* Data for processing *
********************

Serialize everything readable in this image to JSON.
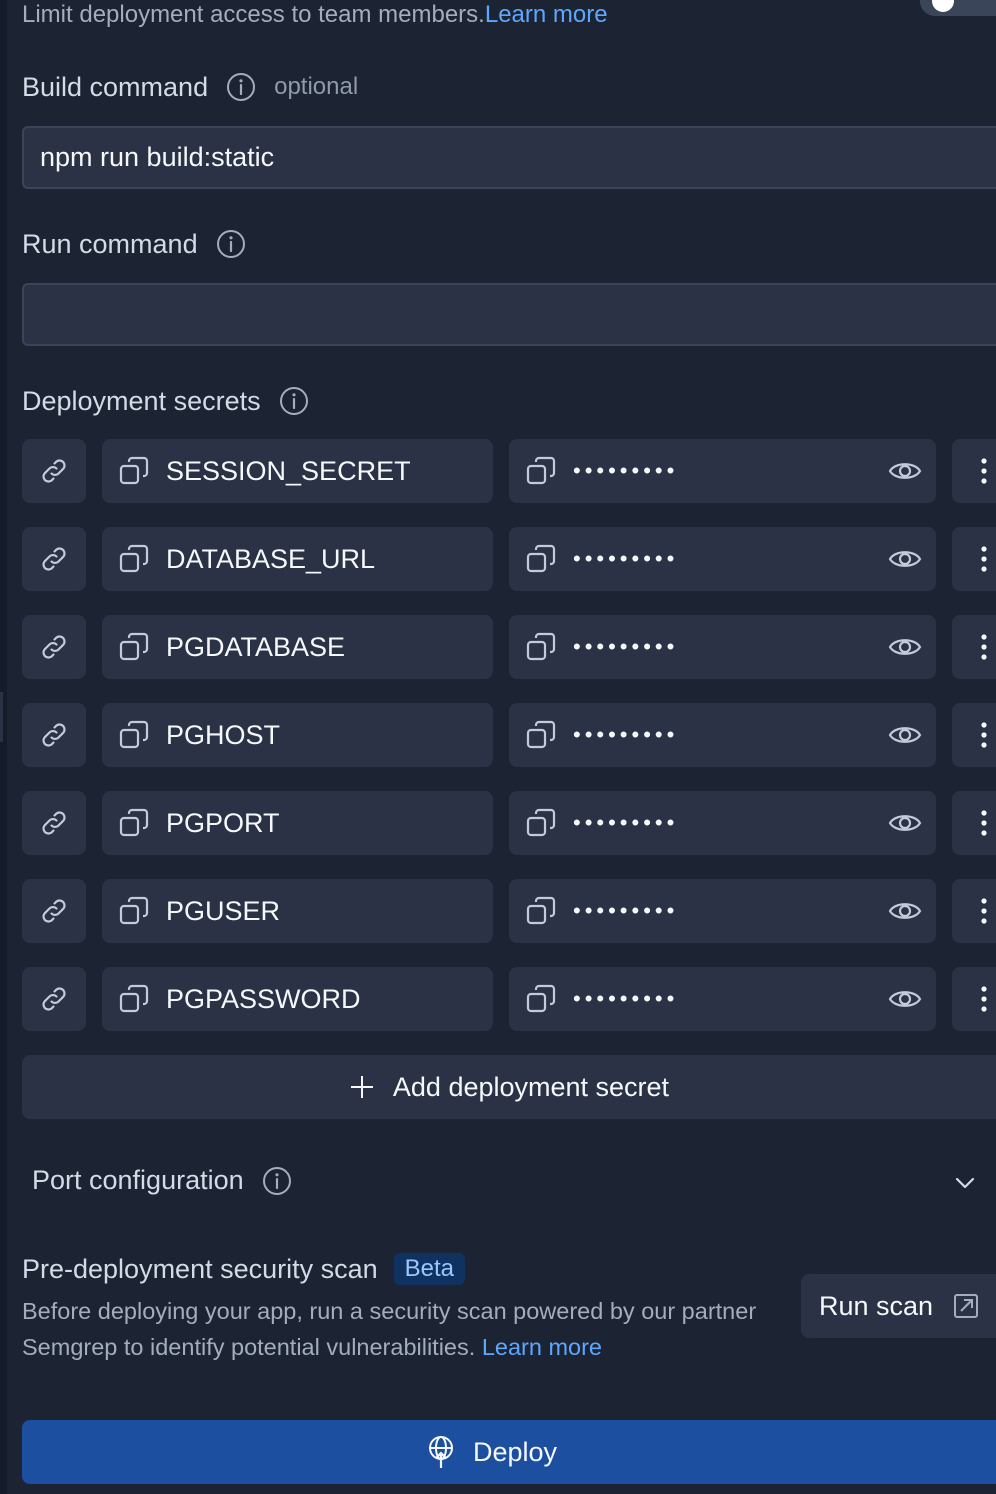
{
  "access": {
    "text": "Limit deployment access to team members.",
    "link": "Learn more"
  },
  "build": {
    "label": "Build command",
    "optional": "optional",
    "value": "npm run build:static"
  },
  "run": {
    "label": "Run command",
    "value": ""
  },
  "secrets": {
    "label": "Deployment secrets",
    "items": [
      {
        "key": "SESSION_SECRET",
        "masked": "•••••••••"
      },
      {
        "key": "DATABASE_URL",
        "masked": "•••••••••"
      },
      {
        "key": "PGDATABASE",
        "masked": "•••••••••"
      },
      {
        "key": "PGHOST",
        "masked": "•••••••••"
      },
      {
        "key": "PGPORT",
        "masked": "•••••••••"
      },
      {
        "key": "PGUSER",
        "masked": "•••••••••"
      },
      {
        "key": "PGPASSWORD",
        "masked": "•••••••••"
      }
    ],
    "add_label": "Add deployment secret"
  },
  "port": {
    "label": "Port configuration"
  },
  "scan": {
    "title": "Pre-deployment security scan",
    "badge": "Beta",
    "description": "Before deploying your app, run a security scan powered by our partner Semgrep to identify potential vulnerabilities. ",
    "link": "Learn more",
    "button": "Run scan"
  },
  "deploy": {
    "label": "Deploy"
  },
  "icons": {
    "info": "info-icon",
    "link": "link-icon",
    "copy": "copy-icon",
    "eye": "eye-icon",
    "more": "more-vertical-icon",
    "plus": "plus-icon",
    "chevron": "chevron-down-icon",
    "external": "external-link-icon",
    "deploy": "globe-deploy-icon"
  },
  "colors": {
    "bg": "#1c2333",
    "surface": "#2b3245",
    "accent": "#5ea7ff",
    "deploy": "#1c4fa0",
    "badge_bg": "#0f3260"
  }
}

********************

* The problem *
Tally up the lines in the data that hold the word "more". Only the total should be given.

* Response to this exercise *
3